## THE DATA
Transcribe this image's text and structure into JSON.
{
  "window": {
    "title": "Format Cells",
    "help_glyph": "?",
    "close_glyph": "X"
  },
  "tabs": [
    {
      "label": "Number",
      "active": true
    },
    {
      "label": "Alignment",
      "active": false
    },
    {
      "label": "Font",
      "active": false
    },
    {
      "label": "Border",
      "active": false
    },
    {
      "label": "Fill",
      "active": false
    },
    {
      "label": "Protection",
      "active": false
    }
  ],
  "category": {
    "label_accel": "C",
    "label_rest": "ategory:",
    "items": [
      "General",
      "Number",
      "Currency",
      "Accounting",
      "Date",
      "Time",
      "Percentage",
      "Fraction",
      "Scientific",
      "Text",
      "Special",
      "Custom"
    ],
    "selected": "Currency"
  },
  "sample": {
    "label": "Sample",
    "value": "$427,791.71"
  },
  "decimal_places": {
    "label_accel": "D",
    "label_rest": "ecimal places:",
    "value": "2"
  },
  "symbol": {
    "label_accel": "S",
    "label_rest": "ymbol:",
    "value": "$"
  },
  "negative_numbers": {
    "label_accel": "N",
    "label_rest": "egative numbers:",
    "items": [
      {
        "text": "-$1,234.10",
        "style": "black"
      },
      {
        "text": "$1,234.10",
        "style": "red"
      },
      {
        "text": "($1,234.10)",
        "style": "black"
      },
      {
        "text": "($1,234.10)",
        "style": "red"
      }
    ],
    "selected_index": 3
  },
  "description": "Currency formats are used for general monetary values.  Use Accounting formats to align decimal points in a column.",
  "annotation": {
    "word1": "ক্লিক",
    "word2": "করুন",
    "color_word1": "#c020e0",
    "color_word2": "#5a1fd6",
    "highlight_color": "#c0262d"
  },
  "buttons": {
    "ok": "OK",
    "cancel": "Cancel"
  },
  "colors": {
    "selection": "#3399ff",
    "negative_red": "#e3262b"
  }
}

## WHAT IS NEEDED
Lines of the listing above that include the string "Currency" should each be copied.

## ANSWER SECTION
      "Currency",
    "selected": "Currency"
  "description": "Currency formats are used for general monetary values.  Use Accounting formats to align decimal points in a column.",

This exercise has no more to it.